◆ **Your instructions**
Return exactly the lines that run from the one with "Serialize everything readable" to the last line of the entries below, both included, and nothing else.

◆ **Data supplied**
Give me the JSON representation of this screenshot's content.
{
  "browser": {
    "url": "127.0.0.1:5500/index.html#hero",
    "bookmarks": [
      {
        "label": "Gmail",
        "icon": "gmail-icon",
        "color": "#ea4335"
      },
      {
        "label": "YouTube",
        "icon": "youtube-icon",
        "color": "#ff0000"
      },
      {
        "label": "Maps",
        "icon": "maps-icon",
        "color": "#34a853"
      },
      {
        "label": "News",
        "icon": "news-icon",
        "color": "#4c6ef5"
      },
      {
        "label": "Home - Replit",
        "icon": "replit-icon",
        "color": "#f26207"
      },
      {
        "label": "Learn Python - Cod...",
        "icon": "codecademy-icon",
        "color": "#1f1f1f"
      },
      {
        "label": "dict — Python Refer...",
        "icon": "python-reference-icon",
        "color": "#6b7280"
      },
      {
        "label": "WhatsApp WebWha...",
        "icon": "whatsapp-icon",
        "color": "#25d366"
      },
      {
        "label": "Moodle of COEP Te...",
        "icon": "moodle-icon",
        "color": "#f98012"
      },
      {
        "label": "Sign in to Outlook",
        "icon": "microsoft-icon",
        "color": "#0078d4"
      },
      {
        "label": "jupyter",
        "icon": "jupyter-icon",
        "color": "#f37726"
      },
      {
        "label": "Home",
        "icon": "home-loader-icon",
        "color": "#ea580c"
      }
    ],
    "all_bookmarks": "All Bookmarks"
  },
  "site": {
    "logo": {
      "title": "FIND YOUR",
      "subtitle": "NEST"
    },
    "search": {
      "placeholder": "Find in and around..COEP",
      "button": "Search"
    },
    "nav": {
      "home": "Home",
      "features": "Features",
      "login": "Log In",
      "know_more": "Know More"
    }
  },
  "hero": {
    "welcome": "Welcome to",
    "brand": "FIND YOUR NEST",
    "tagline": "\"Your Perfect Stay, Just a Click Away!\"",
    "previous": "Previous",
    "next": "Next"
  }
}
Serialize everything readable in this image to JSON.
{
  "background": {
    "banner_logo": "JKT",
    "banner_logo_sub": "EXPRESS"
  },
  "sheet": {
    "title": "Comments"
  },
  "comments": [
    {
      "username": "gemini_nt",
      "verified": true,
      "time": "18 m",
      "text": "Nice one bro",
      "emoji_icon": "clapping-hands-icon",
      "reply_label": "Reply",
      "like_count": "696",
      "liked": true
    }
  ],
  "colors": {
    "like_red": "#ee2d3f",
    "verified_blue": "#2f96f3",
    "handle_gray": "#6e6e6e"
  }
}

◆ **Result of the exercise**
Serialize everything readable in this image to JSON.
{
  "background": {
    "banner_logo": "JKT",
    "banner_logo_sub": "EXPRESS"
  },
  "sheet": {
    "title": "Comments"
  },
  "comments": [
    {
      "username": "gemini_nt",
      "verified": true,
      "time": "18 m",
      "text": "Nice one bro",
      "emoji_icon": "clapping-hands-icon",
      "reply_label": "Reply",
      "like_count": "696",
      "liked": true
    }
  ],
  "colors": {
    "like_red": "#ee2d3f",
    "verified_blue": "#2f96f3",
    "handle_gray": "#6e6e6e"
  }
}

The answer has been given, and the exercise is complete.